Best Strategies for Field-based Training in Data Recording and Management


This is an abstract from the "Capacity Building or Community Making? Training and Transitions in Digital Archaeology" session, at the 84th annual meeting of the Society for American Archaeology.

A student’s first experience with archaeological recording is frequently in a field school setting. Yet, field school data recording practices can quickly evolve as archaeological projects integrate new technology, change excavation strategies, and investigate new research questions. How do these changes impact how archaeological data recording is taught, what data are being recorded, and in turn, how might this affect future data reuse? In the Secret Life of Data (SLO-Data) research project, we explored these questions through observations and interviews of archaeological field schools in Africa, South America, and Europe during the 2016-2018 field seasons. We specifically evaluated how field school participants trained in data recording and management, and the way data recording strategies were communicated, changed and implemented during fieldwork. This paper evaluates the relationship between training and data outcomes in both digital and paper-based data recording strategies. Examples from our research highlight ways that training and communication in the field may influence the consistency and re-usability of archaeological data. Through analyzing and comparing training and communication in data management at our field sites, we suggest strategies for field-based training that can help bridge the divide between data recording and reuse.

Cite this Record

Best Strategies for Field-based Training in Data Recording and Management. Anne Austin, Ixchel Faniel, Eric Kansa, Jennifer Jacobs, Ran Boytner.
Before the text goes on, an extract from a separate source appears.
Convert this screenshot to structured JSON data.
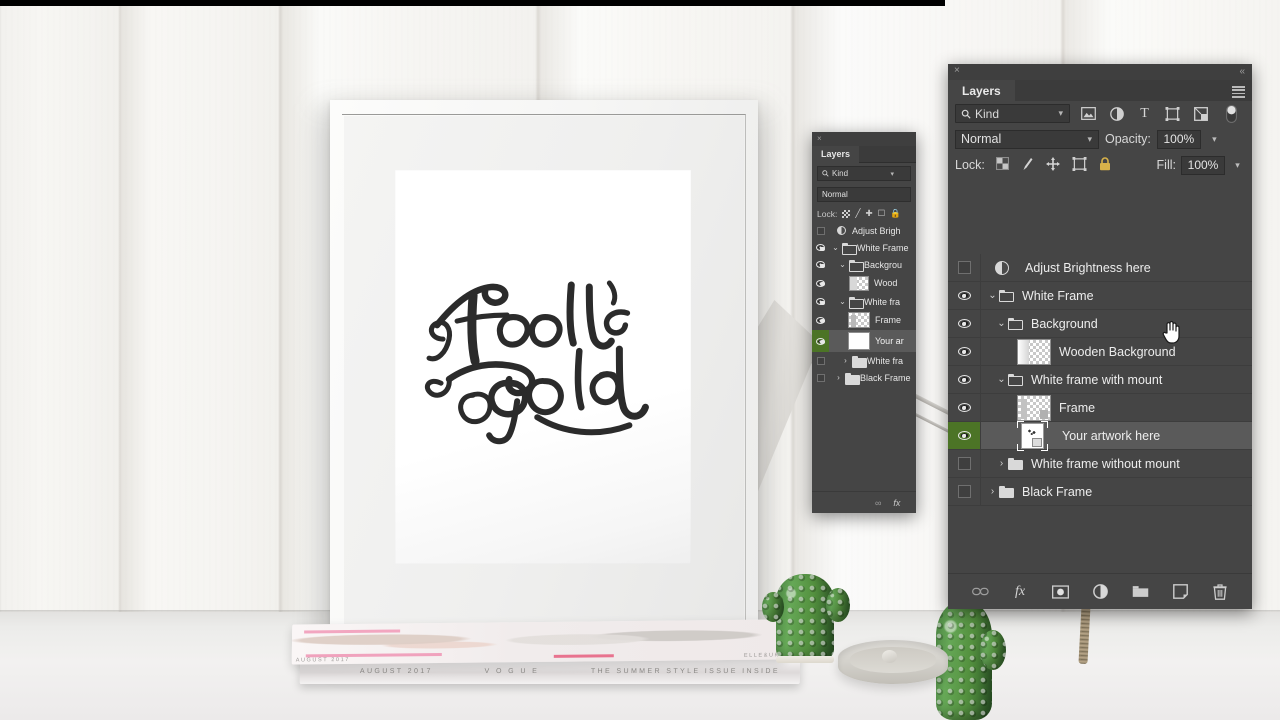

Presented at The 84th Annual Meeting of the Society for American Archaeology, Albuquerque, NM. 2019 ( tDAR id: 451396)

Record Identifiers

Abstract Id(s): 26036